As system virtualization gives way to evolving and more elastic cloud-based platforms and services, the applications that run on these new infrastructures could someday push the outer limits of today’s virtual machines (VMs) and even the underlying OSes — notably Linux and Windows. There’s growing consensus that software containers will provide the portability, speed and scale needed for these applications and infrastructure components.
Containers are frequently described as lightweight runtime environments with many of the core components of a VM and isolated services of an OS designed to package and execute these micro-services. While containers have long existed as extensions to Linux distributions (there are no native Windows commercial containers yet), each has come with its own flavor. …
…“I think over time, any operating system or virtualization vendor will have to introduce a container-like technology in their stack,” says Sinclair Schuller, CEO of Apprenda Inc., a supplier of private PaaS software that works for both Windows and Linux server environments…
…”Ultimately, for a big class of applications, containers are a fine remedy when it comes to isolation compared to hypervisors,” Schuller says. “I can envision a bunch of bare metal servers, with Windows and Linux sitting on them as hosts, and then containers on those as guests and then there’s no hypervisor at all.“
For Microsoft, the potential rise of containers brings with it a sense of hypervisor déjà vu. “Microsoft was late to the hypervisor market not because they didn’t have the technology but because they had endless arguments on how to sort out the licensing,” says Bottomley. “Containers could go the same way, where they could be delayed by business problems, not by technology problems.”
Apprenda’s Schuller sees it differently. “VMware is likely more threatened by containers than Microsoft,” he says. “I don’t think Microsoft is threatened at all, because to them, whether it’s a hypervisor or a container, it’s all about driving the Windows operating system. VMware doesn’t have an OS, all it has is a hypervisor and management tools.”
No one thinks containers will replace VMs or OSes anytime soon.

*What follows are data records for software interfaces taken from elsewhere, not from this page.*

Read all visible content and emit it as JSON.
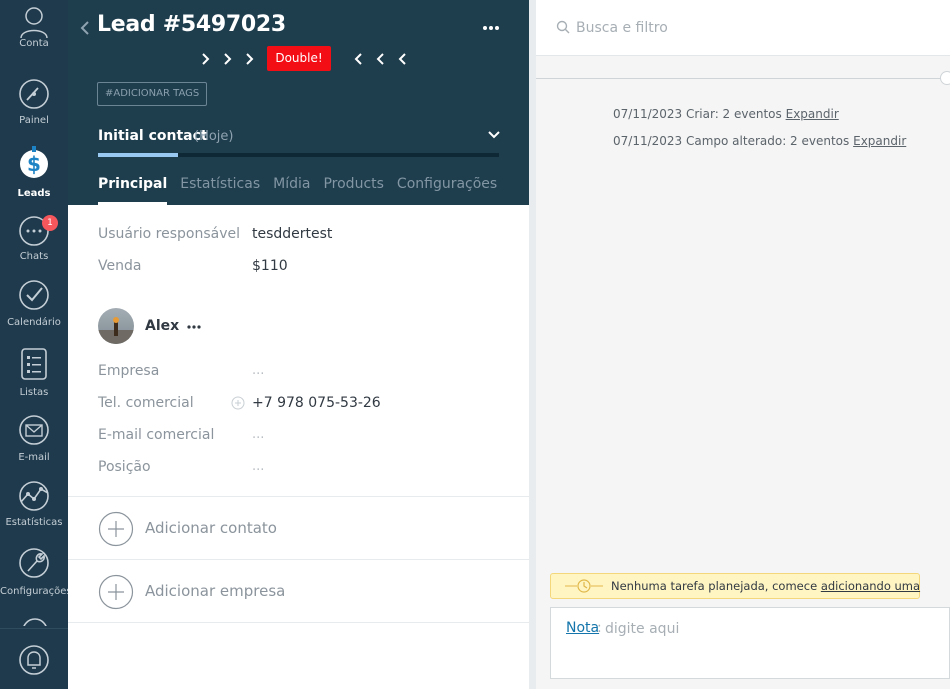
{
  "nav": {
    "items": [
      {
        "label": "Conta",
        "icon": "user-icon"
      },
      {
        "label": "Painel",
        "icon": "gauge-icon"
      },
      {
        "label": "Leads",
        "icon": "dollar-icon"
      },
      {
        "label": "Chats",
        "icon": "chat-icon",
        "badge": "1"
      },
      {
        "label": "Calendário",
        "icon": "check-circle-icon"
      },
      {
        "label": "Listas",
        "icon": "list-icon"
      },
      {
        "label": "E-mail",
        "icon": "mail-icon"
      },
      {
        "label": "Estatísticas",
        "icon": "stats-icon"
      },
      {
        "label": "Configurações",
        "icon": "wrench-icon"
      }
    ],
    "active": "Leads"
  },
  "lead": {
    "title": "Lead #5497023",
    "double_label": "Double!",
    "tag_button": "#ADICIONAR TAGS",
    "stage_name": "Initial contact",
    "stage_date": "(Hoje)",
    "stage_progress": 0.2,
    "tabs": [
      "Principal",
      "Estatísticas",
      "Mídia",
      "Products",
      "Configurações"
    ],
    "active_tab": "Principal"
  },
  "fields": {
    "responsavel_label": "Usuário responsável",
    "responsavel_value": "tesddertest",
    "venda_label": "Venda",
    "venda_value": "$110"
  },
  "contact": {
    "name": "Alex",
    "empresa_label": "Empresa",
    "empresa_value": "...",
    "tel_label": "Tel. comercial",
    "tel_value": "+7 978 075-53-26",
    "email_label": "E-mail comercial",
    "email_value": "...",
    "posicao_label": "Posição",
    "posicao_value": "..."
  },
  "actions": {
    "add_contact": "Adicionar contato",
    "add_company": "Adicionar empresa"
  },
  "feed": {
    "search_placeholder": "Busca e filtro",
    "events": [
      {
        "text": "07/11/2023 Criar: 2 eventos",
        "link": "Expandir"
      },
      {
        "text": "07/11/2023 Campo alterado: 2 eventos",
        "link": "Expandir"
      }
    ],
    "notice_text": "Nenhuma tarefa planejada, comece",
    "notice_link": "adicionando uma",
    "note_link": "Nota",
    "note_colon": ":",
    "note_placeholder": "digite aqui"
  },
  "colors": {
    "nav_bg": "#1f3a4c",
    "header_bg": "#1e3d4d",
    "double_red": "#f30e16",
    "progress_fill": "#99c9f0",
    "badge_red": "#f5575d",
    "link_blue": "#1375ab"
  }
}
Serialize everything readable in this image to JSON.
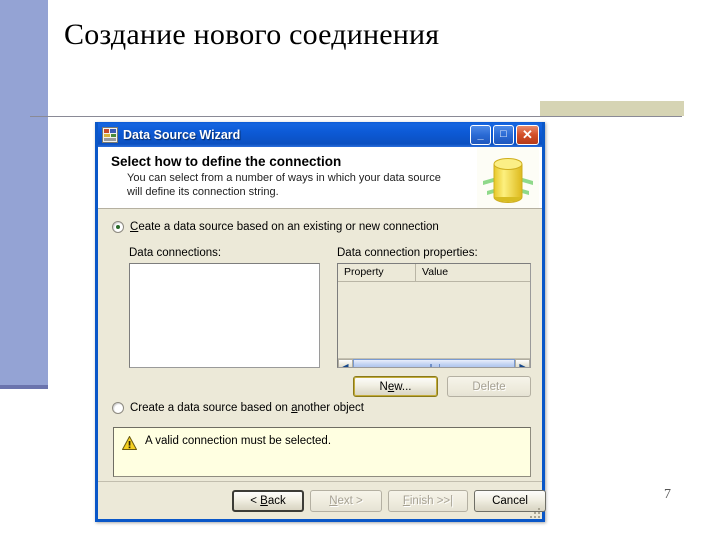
{
  "slide": {
    "title": "Создание нового соединения",
    "page_number": "7",
    "accent_band_color": "#94a3d4",
    "right_band_color": "#d6d4b4",
    "rule_color": "#8a8a96"
  },
  "dialog": {
    "titlebar": {
      "title": "Data Source Wizard",
      "icon": "app-window-icon",
      "minimize_glyph": "_",
      "maximize_glyph": "□",
      "close_glyph": "✕"
    },
    "header": {
      "heading": "Select how to define the connection",
      "description": "You can select from a number of ways in which your data source will define its connection string.",
      "artwork": "database-cylinder-icon"
    },
    "options": [
      {
        "id": "existing-or-new-connection",
        "label_before": "C",
        "label_accel": "r",
        "label_after": "eate a data source based on an existing or new connection",
        "label_full": "Create a data source based on an existing or new connection",
        "checked": true
      },
      {
        "id": "another-object",
        "label_full": "Create a data source based on another object",
        "checked": false
      }
    ],
    "labels": {
      "data_connections": "Data connections:",
      "data_connection_properties": "Data connection properties:"
    },
    "connections_list": {
      "items": []
    },
    "properties_grid": {
      "columns": [
        "Property",
        "Value"
      ],
      "rows": []
    },
    "side_buttons": [
      {
        "id": "new-button",
        "label": "New...",
        "enabled": true,
        "focused": true
      },
      {
        "id": "delete-button",
        "label": "Delete",
        "enabled": false,
        "focused": false
      }
    ],
    "warning": {
      "icon": "warning-triangle-icon",
      "message": "A valid connection must be selected.",
      "background": "#ffffe1"
    },
    "footer_buttons": [
      {
        "id": "back-button",
        "label": "< Back",
        "enabled": true
      },
      {
        "id": "next-button",
        "label": "Next >",
        "enabled": false
      },
      {
        "id": "finish-button",
        "label": "Finish >>|",
        "enabled": false
      },
      {
        "id": "cancel-button",
        "label": "Cancel",
        "enabled": true
      }
    ],
    "colors": {
      "titlebar_blue": "#0d5ad6",
      "face": "#ece9d8",
      "border_blue": "#0a57c8"
    }
  }
}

Rackspace CTO Engates doesn’t see containers displacing VMs. “In some cases they might replace them, but not in all cases,” he says. “I think there’s a big opportunity for containers to run inside virtualization. I think there’s a very complementary aspect where we don’t need to throw away what you’ve already got, you just make it better with the use of containers.”